((

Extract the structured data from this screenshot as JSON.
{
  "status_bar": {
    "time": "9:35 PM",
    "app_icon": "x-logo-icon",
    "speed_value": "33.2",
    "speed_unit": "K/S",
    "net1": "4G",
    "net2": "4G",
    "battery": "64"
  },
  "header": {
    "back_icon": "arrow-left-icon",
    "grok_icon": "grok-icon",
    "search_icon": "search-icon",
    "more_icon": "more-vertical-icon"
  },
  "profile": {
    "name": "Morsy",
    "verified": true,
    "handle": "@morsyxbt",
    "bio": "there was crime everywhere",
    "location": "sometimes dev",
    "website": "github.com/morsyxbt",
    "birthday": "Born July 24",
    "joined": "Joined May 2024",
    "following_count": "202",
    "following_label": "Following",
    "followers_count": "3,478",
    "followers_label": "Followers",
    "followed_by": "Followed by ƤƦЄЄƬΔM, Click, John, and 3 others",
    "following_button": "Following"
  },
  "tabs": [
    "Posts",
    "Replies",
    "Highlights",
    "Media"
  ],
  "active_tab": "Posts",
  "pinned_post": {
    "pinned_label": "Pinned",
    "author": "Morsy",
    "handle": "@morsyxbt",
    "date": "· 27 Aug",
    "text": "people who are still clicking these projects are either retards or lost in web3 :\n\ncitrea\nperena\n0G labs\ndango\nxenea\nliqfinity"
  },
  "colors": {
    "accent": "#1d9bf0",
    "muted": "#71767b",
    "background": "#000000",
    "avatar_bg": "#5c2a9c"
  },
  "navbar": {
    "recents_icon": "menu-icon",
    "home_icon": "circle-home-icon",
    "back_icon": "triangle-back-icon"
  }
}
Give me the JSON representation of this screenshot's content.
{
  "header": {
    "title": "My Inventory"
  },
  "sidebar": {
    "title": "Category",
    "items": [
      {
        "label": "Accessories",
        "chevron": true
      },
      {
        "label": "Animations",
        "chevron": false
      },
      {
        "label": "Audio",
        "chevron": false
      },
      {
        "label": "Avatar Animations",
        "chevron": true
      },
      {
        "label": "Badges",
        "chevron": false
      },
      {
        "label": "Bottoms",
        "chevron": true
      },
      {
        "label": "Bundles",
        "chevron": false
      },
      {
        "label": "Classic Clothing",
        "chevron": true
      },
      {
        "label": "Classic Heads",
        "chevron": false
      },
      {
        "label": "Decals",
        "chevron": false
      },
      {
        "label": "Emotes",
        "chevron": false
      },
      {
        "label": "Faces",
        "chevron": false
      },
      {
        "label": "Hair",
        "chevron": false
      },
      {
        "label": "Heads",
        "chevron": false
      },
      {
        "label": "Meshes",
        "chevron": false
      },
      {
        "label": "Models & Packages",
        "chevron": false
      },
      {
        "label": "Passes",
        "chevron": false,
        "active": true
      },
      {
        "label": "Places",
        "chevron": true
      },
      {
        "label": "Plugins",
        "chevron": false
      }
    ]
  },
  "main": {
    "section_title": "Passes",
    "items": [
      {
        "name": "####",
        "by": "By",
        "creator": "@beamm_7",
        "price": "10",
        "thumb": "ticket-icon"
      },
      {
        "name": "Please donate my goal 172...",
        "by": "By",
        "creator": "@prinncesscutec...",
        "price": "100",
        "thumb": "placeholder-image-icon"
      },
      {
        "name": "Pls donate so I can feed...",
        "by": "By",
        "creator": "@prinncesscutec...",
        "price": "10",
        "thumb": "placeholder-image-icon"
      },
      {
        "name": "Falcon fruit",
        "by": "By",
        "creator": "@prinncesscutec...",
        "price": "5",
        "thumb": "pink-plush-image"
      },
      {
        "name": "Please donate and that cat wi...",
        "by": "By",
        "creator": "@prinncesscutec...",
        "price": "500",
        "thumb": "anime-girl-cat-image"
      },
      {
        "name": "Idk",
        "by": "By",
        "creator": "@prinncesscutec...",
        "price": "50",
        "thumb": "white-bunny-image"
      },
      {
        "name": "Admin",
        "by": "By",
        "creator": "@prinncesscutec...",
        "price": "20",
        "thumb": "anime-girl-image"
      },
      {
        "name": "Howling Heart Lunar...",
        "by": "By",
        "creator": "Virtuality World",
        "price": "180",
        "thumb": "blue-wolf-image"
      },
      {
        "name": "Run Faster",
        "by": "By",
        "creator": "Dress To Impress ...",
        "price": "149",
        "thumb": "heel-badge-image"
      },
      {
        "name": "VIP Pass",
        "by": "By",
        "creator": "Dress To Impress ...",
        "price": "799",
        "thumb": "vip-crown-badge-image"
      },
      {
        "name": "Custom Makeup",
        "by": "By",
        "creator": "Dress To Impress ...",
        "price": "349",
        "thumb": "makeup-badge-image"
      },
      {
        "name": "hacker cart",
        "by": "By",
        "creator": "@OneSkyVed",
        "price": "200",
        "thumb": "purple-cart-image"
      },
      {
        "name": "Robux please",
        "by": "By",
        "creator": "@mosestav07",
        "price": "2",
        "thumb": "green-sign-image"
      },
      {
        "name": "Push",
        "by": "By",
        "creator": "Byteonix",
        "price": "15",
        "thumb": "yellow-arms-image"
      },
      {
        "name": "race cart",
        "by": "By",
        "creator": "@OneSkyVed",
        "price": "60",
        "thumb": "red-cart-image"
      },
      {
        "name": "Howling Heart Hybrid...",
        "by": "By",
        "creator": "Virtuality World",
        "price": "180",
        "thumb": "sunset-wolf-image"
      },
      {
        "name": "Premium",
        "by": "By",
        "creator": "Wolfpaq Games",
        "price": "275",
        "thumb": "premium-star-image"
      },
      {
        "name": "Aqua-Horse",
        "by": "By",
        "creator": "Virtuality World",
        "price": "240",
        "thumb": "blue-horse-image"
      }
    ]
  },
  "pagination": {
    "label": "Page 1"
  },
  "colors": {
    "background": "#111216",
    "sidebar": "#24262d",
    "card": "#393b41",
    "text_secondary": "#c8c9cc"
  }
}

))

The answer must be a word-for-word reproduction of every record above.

Extract the structured data from this screenshot as JSON.
{
  "status_bar": {
    "time": "9:35 PM",
    "app_icon": "x-logo-icon",
    "speed_value": "33.2",
    "speed_unit": "K/S",
    "net1": "4G",
    "net2": "4G",
    "battery": "64"
  },
  "header": {
    "back_icon": "arrow-left-icon",
    "grok_icon": "grok-icon",
    "search_icon": "search-icon",
    "more_icon": "more-vertical-icon"
  },
  "profile": {
    "name": "Morsy",
    "verified": true,
    "handle": "@morsyxbt",
    "bio": "there was crime everywhere",
    "location": "sometimes dev",
    "website": "github.com/morsyxbt",
    "birthday": "Born July 24",
    "joined": "Joined May 2024",
    "following_count": "202",
    "following_label": "Following",
    "followers_count": "3,478",
    "followers_label": "Followers",
    "followed_by": "Followed by ƤƦЄЄƬΔM, Click, John, and 3 others",
    "following_button": "Following"
  },
  "tabs": [
    "Posts",
    "Replies",
    "Highlights",
    "Media"
  ],
  "active_tab": "Posts",
  "pinned_post": {
    "pinned_label": "Pinned",
    "author": "Morsy",
    "handle": "@morsyxbt",
    "date": "· 27 Aug",
    "text": "people who are still clicking these projects are either retards or lost in web3 :\n\ncitrea\nperena\n0G labs\ndango\nxenea\nliqfinity"
  },
  "colors": {
    "accent": "#1d9bf0",
    "muted": "#71767b",
    "background": "#000000",
    "avatar_bg": "#5c2a9c"
  },
  "navbar": {
    "recents_icon": "menu-icon",
    "home_icon": "circle-home-icon",
    "back_icon": "triangle-back-icon"
  }
}
Give me the JSON representation of this screenshot's content.
{
  "header": {
    "title": "My Inventory"
  },
  "sidebar": {
    "title": "Category",
    "items": [
      {
        "label": "Accessories",
        "chevron": true
      },
      {
        "label": "Animations",
        "chevron": false
      },
      {
        "label": "Audio",
        "chevron": false
      },
      {
        "label": "Avatar Animations",
        "chevron": true
      },
      {
        "label": "Badges",
        "chevron": false
      },
      {
        "label": "Bottoms",
        "chevron": true
      },
      {
        "label": "Bundles",
        "chevron": false
      },
      {
        "label": "Classic Clothing",
        "chevron": true
      },
      {
        "label": "Classic Heads",
        "chevron": false
      },
      {
        "label": "Decals",
        "chevron": false
      },
      {
        "label": "Emotes",
        "chevron": false
      },
      {
        "label": "Faces",
        "chevron": false
      },
      {
        "label": "Hair",
        "chevron": false
      },
      {
        "label": "Heads",
        "chevron": false
      },
      {
        "label": "Meshes",
        "chevron": false
      },
      {
        "label": "Models & Packages",
        "chevron": false
      },
      {
        "label": "Passes",
        "chevron": false,
        "active": true
      },
      {
        "label": "Places",
        "chevron": true
      },
      {
        "label": "Plugins",
        "chevron": false
      }
    ]
  },
  "main": {
    "section_title": "Passes",
    "items": [
      {
        "name": "####",
        "by": "By",
        "creator": "@beamm_7",
        "price": "10",
        "thumb": "ticket-icon"
      },
      {
        "name": "Please donate my goal 172...",
        "by": "By",
        "creator": "@prinncesscutec...",
        "price": "100",
        "thumb": "placeholder-image-icon"
      },
      {
        "name": "Pls donate so I can feed...",
        "by": "By",
        "creator": "@prinncesscutec...",
        "price": "10",
        "thumb": "placeholder-image-icon"
      },
      {
        "name": "Falcon fruit",
        "by": "By",
        "creator": "@prinncesscutec...",
        "price": "5",
        "thumb": "pink-plush-image"
      },
      {
        "name": "Please donate and that cat wi...",
        "by": "By",
        "creator": "@prinncesscutec...",
        "price": "500",
        "thumb": "anime-girl-cat-image"
      },
      {
        "name": "Idk",
        "by": "By",
        "creator": "@prinncesscutec...",
        "price": "50",
        "thumb": "white-bunny-image"
      },
      {
        "name": "Admin",
        "by": "By",
        "creator": "@prinncesscutec...",
        "price": "20",
        "thumb": "anime-girl-image"
      },
      {
        "name": "Howling Heart Lunar...",
        "by": "By",
        "creator": "Virtuality World",
        "price": "180",
        "thumb": "blue-wolf-image"
      },
      {
        "name": "Run Faster",
        "by": "By",
        "creator": "Dress To Impress ...",
        "price": "149",
        "thumb": "heel-badge-image"
      },
      {
        "name": "VIP Pass",
        "by": "By",
        "creator": "Dress To Impress ...",
        "price": "799",
        "thumb": "vip-crown-badge-image"
      },
      {
        "name": "Custom Makeup",
        "by": "By",
        "creator": "Dress To Impress ...",
        "price": "349",
        "thumb": "makeup-badge-image"
      },
      {
        "name": "hacker cart",
        "by": "By",
        "creator": "@OneSkyVed",
        "price": "200",
        "thumb": "purple-cart-image"
      },
      {
        "name": "Robux please",
        "by": "By",
        "creator": "@mosestav07",
        "price": "2",
        "thumb": "green-sign-image"
      },
      {
        "name": "Push",
        "by": "By",
        "creator": "Byteonix",
        "price": "15",
        "thumb": "yellow-arms-image"
      },
      {
        "name": "race cart",
        "by": "By",
        "creator": "@OneSkyVed",
        "price": "60",
        "thumb": "red-cart-image"
      },
      {
        "name": "Howling Heart Hybrid...",
        "by": "By",
        "creator": "Virtuality World",
        "price": "180",
        "thumb": "sunset-wolf-image"
      },
      {
        "name": "Premium",
        "by": "By",
        "creator": "Wolfpaq Games",
        "price": "275",
        "thumb": "premium-star-image"
      },
      {
        "name": "Aqua-Horse",
        "by": "By",
        "creator": "Virtuality World",
        "price": "240",
        "thumb": "blue-horse-image"
      }
    ]
  },
  "pagination": {
    "label": "Page 1"
  },
  "colors": {
    "background": "#111216",
    "sidebar": "#24262d",
    "card": "#393b41",
    "text_secondary": "#c8c9cc"
  }
}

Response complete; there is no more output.